For internal factors: Evidence that BCARP has established systems in place to monitor and mitigate risks. checkmark checkmark   checkmark    
For external factors: Evidence that the program is aware of threats and/or opportunities to the program, and that these factors are being monitored. checkmark checkmark   checkmark    
2.4 Are there any unintended outcomes, positive or negative, that can be attributed to BCARP? Identification and assessment of unintended positive and negative outcomes reported by staff, stakeholders and/or observed by the evaluator (high profile or recurring items or issues)            
3.0 EFFICIENCY

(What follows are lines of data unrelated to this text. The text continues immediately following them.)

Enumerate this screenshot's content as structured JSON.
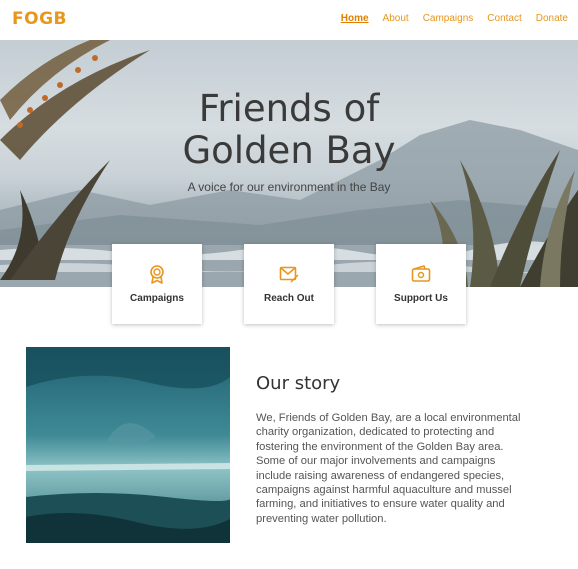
{
  "header": {
    "logo": "FOGB",
    "nav": [
      {
        "label": "Home",
        "active": true
      },
      {
        "label": "About"
      },
      {
        "label": "Campaigns"
      },
      {
        "label": "Contact"
      },
      {
        "label": "Donate"
      }
    ]
  },
  "hero": {
    "title_line1": "Friends of",
    "title_line2": "Golden Bay",
    "subtitle": "A voice for our environment in the Bay"
  },
  "cards": [
    {
      "label": "Campaigns",
      "icon": "award-icon"
    },
    {
      "label": "Reach Out",
      "icon": "mail-edit-icon"
    },
    {
      "label": "Support Us",
      "icon": "wallet-icon"
    }
  ],
  "story": {
    "title": "Our story",
    "text": "We, Friends of Golden Bay, are a local environmental charity organization, dedicated to protecting and fostering the environment of the Golden Bay area. Some of our major involvements and campaigns include raising awareness of endangered species, campaigns against harmful aquaculture and mussel farming, and initiatives to ensure water quality and preventing water pollution."
  },
  "colors": {
    "accent": "#e8961c",
    "accent_active": "#e07f00"
  }
}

3.1 Is the BCARP design and delivery appropriate for achieving program results? Clearly defined and understood governance structure, including program processes, roles and responsibilities       checkmark    

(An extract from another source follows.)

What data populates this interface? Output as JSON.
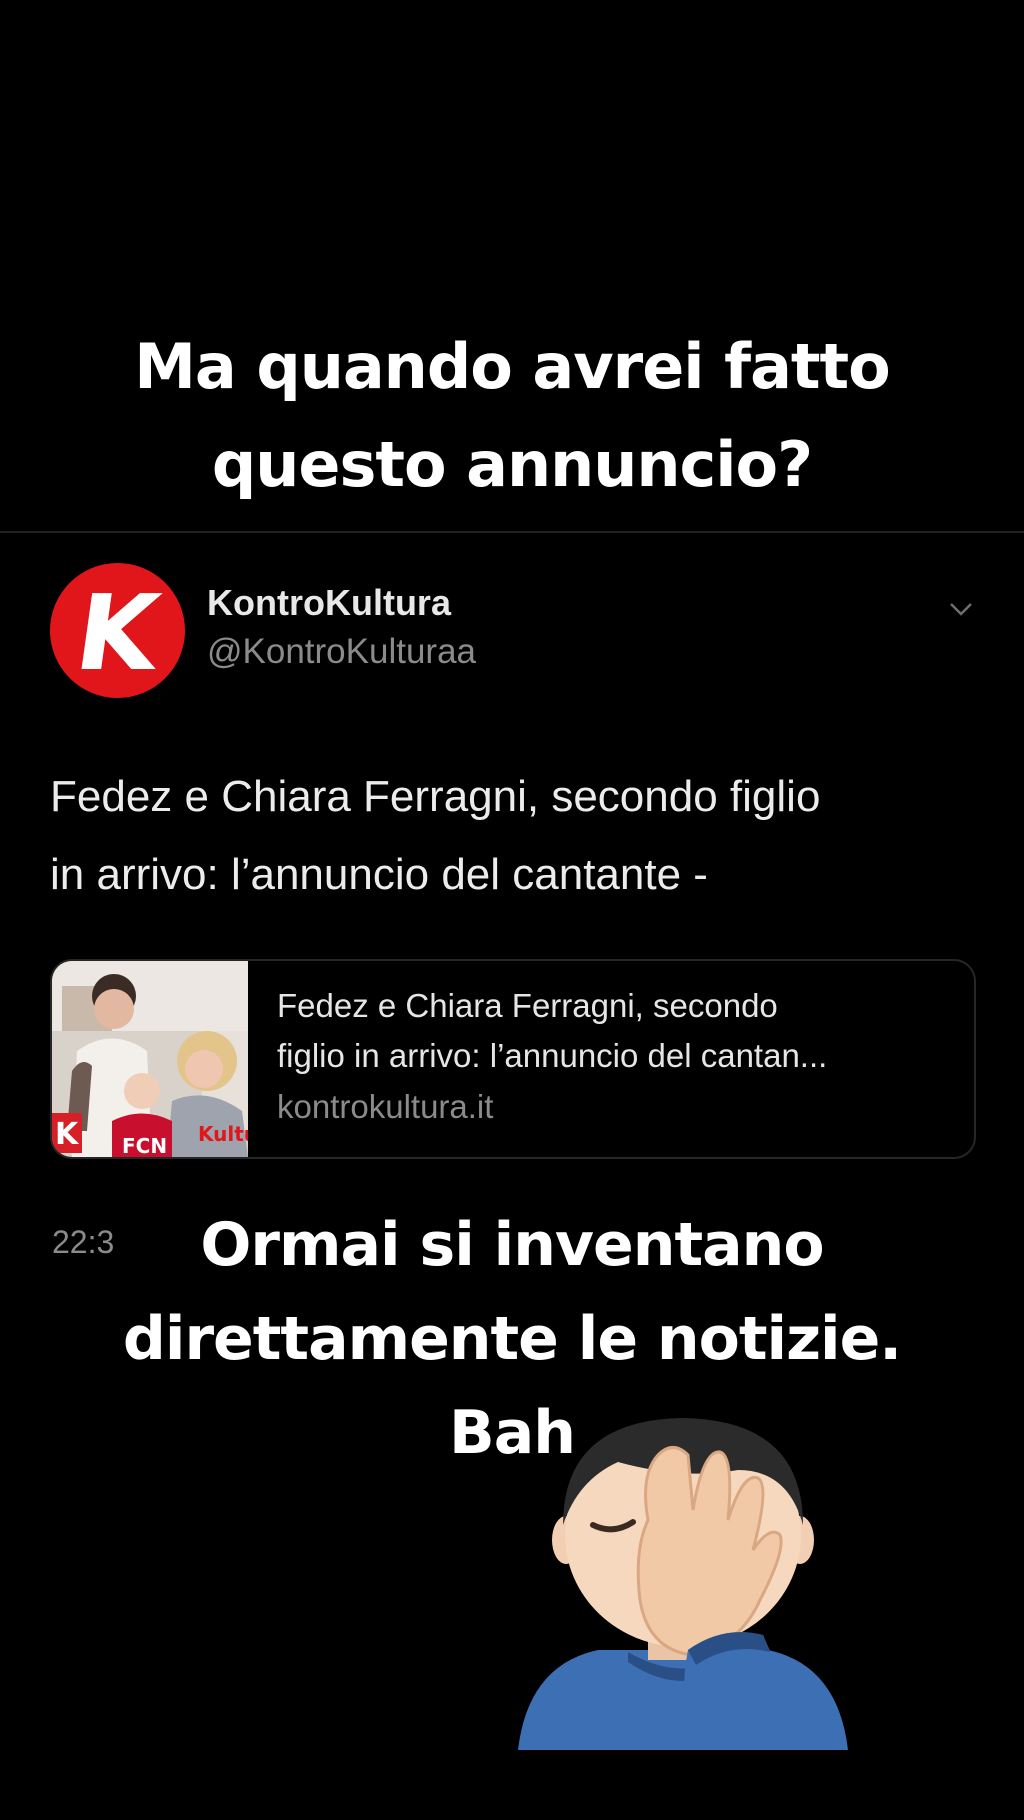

Program resources/capacity are adequate for achievement of expected results       checkmark    
Views on the appropriateness of program activities, processes and governance structures checkmark checkmark        
3.2 Are appropriate performance data being collected and stored? If so, is this information being used to inform senior management / decision makers? Existence of effective performance measurement plan; evidence of data collection and a performance data system       checkmark    
Extent to which performance data informs BCARP and departmental wide decision- making processes       checkmark    
Views on the extent to which the performance measurement strategy can be improved checkmark          
3.3 Is BCARP undertaking activities in the most efficient manner?
  • How could the efficiency of the BCARP’s activities be improved?
  • Are there alternative, more efficient, ways of delivering the program?
Comparison of program activities and products delivered by other similar programs       checkmark    
Administrative costs of BCARP       checkmark    
Views on how the efficiency of program activities could be improved (operational efficiency) checkmark checkmark checkmark checkmark    
Views on how the allocation of program resources could be improved (allocative efficiency) checkmark checkmark checkmark checkmark    
3.4 Does BCARP demonstrate use of best practices and/or lessons learned in the design and implementation of their activities? Evidence that program outputs have incorporated best practices and/or lessons learned. checkmark checkmark   checkmark    
4.0 ECONOMY
4.1 Is BCARP achieving its intended outcomes in the most economical manner? Evidence /views on whether there is overlap / duplication with other programs checkmark checkmark   checkmark    
Views on the adequacy of program resources checkmark checkmark        
Evidence of approaches that could assist in more efficient management of program inputs checkmark checkmark   checkmark